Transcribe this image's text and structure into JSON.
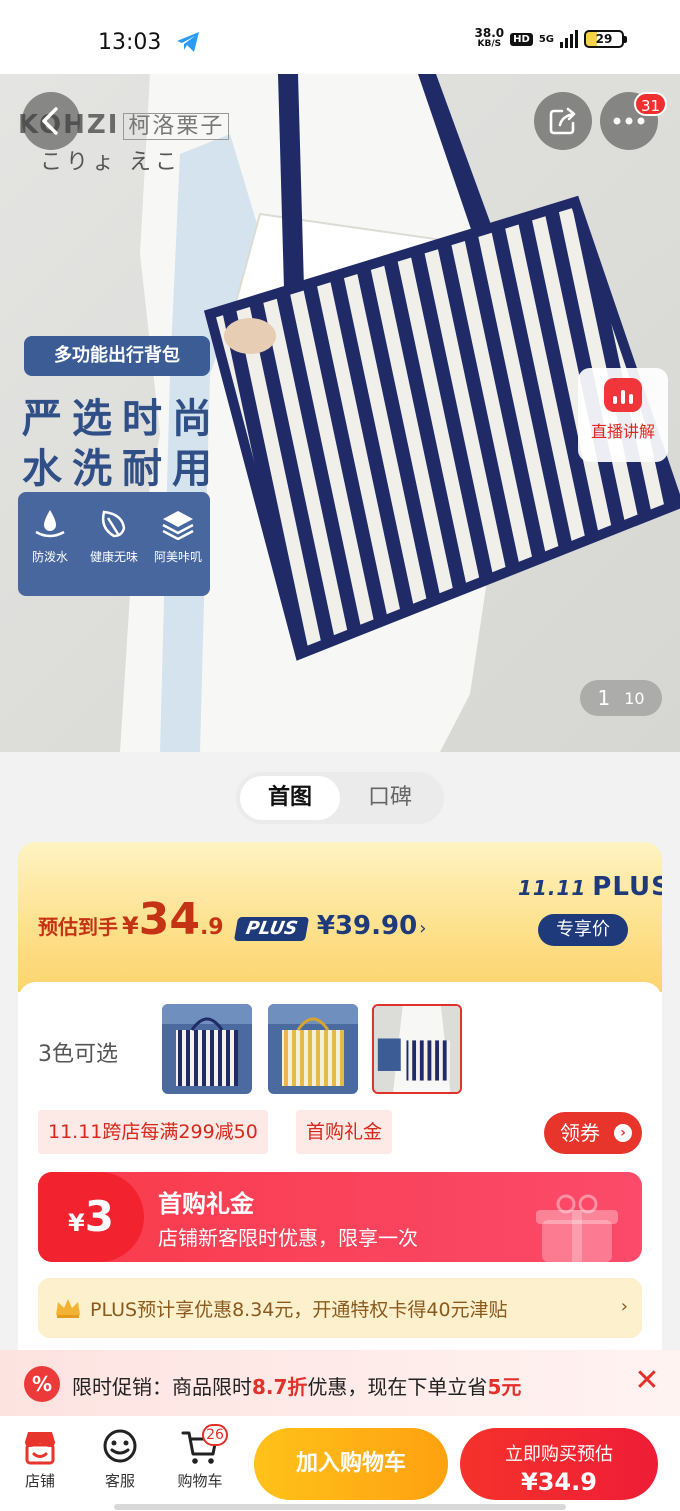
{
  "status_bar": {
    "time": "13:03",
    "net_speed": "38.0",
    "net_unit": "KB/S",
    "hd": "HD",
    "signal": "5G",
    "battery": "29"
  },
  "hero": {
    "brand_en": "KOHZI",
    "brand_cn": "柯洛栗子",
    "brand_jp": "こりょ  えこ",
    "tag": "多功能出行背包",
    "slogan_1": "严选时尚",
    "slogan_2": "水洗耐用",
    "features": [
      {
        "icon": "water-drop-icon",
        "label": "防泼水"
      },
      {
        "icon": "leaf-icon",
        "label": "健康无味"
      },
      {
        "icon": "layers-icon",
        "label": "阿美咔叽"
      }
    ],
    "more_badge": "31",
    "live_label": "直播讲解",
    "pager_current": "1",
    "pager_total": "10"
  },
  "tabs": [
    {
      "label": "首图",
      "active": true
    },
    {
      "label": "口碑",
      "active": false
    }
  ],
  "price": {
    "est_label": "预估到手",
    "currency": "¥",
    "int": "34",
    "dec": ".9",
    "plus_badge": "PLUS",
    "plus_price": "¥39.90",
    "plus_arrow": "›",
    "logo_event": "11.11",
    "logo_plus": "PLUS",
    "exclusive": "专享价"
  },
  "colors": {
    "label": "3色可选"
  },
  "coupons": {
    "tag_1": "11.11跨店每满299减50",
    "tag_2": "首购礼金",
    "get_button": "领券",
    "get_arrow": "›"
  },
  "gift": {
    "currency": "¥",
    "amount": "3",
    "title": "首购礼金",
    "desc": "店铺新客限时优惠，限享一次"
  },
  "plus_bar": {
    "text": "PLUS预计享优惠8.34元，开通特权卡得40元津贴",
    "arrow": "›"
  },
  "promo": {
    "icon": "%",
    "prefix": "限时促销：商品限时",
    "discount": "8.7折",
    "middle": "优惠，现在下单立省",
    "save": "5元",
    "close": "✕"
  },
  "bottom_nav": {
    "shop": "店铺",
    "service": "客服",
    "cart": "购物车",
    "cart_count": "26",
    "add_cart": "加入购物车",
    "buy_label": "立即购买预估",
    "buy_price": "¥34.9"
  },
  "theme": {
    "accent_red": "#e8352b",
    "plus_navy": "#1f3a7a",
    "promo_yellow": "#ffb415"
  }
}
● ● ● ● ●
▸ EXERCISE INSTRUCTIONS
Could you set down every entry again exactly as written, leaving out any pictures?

▸ SOLUTION TO THIS EXERCISE
Transcribe this image's text and structure into JSON.
{
  "status_bar": {
    "time": "13:03",
    "net_speed": "38.0",
    "net_unit": "KB/S",
    "hd": "HD",
    "signal": "5G",
    "battery": "29"
  },
  "hero": {
    "brand_en": "KOHZI",
    "brand_cn": "柯洛栗子",
    "brand_jp": "こりょ  えこ",
    "tag": "多功能出行背包",
    "slogan_1": "严选时尚",
    "slogan_2": "水洗耐用",
    "features": [
      {
        "icon": "water-drop-icon",
        "label": "防泼水"
      },
      {
        "icon": "leaf-icon",
        "label": "健康无味"
      },
      {
        "icon": "layers-icon",
        "label": "阿美咔叽"
      }
    ],
    "more_badge": "31",
    "live_label": "直播讲解",
    "pager_current": "1",
    "pager_total": "10"
  },
  "tabs": [
    {
      "label": "首图",
      "active": true
    },
    {
      "label": "口碑",
      "active": false
    }
  ],
  "price": {
    "est_label": "预估到手",
    "currency": "¥",
    "int": "34",
    "dec": ".9",
    "plus_badge": "PLUS",
    "plus_price": "¥39.90",
    "plus_arrow": "›",
    "logo_event": "11.11",
    "logo_plus": "PLUS",
    "exclusive": "专享价"
  },
  "colors": {
    "label": "3色可选"
  },
  "coupons": {
    "tag_1": "11.11跨店每满299减50",
    "tag_2": "首购礼金",
    "get_button": "领券",
    "get_arrow": "›"
  },
  "gift": {
    "currency": "¥",
    "amount": "3",
    "title": "首购礼金",
    "desc": "店铺新客限时优惠，限享一次"
  },
  "plus_bar": {
    "text": "PLUS预计享优惠8.34元，开通特权卡得40元津贴",
    "arrow": "›"
  },
  "promo": {
    "icon": "%",
    "prefix": "限时促销：商品限时",
    "discount": "8.7折",
    "middle": "优惠，现在下单立省",
    "save": "5元",
    "close": "✕"
  },
  "bottom_nav": {
    "shop": "店铺",
    "service": "客服",
    "cart": "购物车",
    "cart_count": "26",
    "add_cart": "加入购物车",
    "buy_label": "立即购买预估",
    "buy_price": "¥34.9"
  },
  "theme": {
    "accent_red": "#e8352b",
    "plus_navy": "#1f3a7a",
    "promo_yellow": "#ffb415"
  }
}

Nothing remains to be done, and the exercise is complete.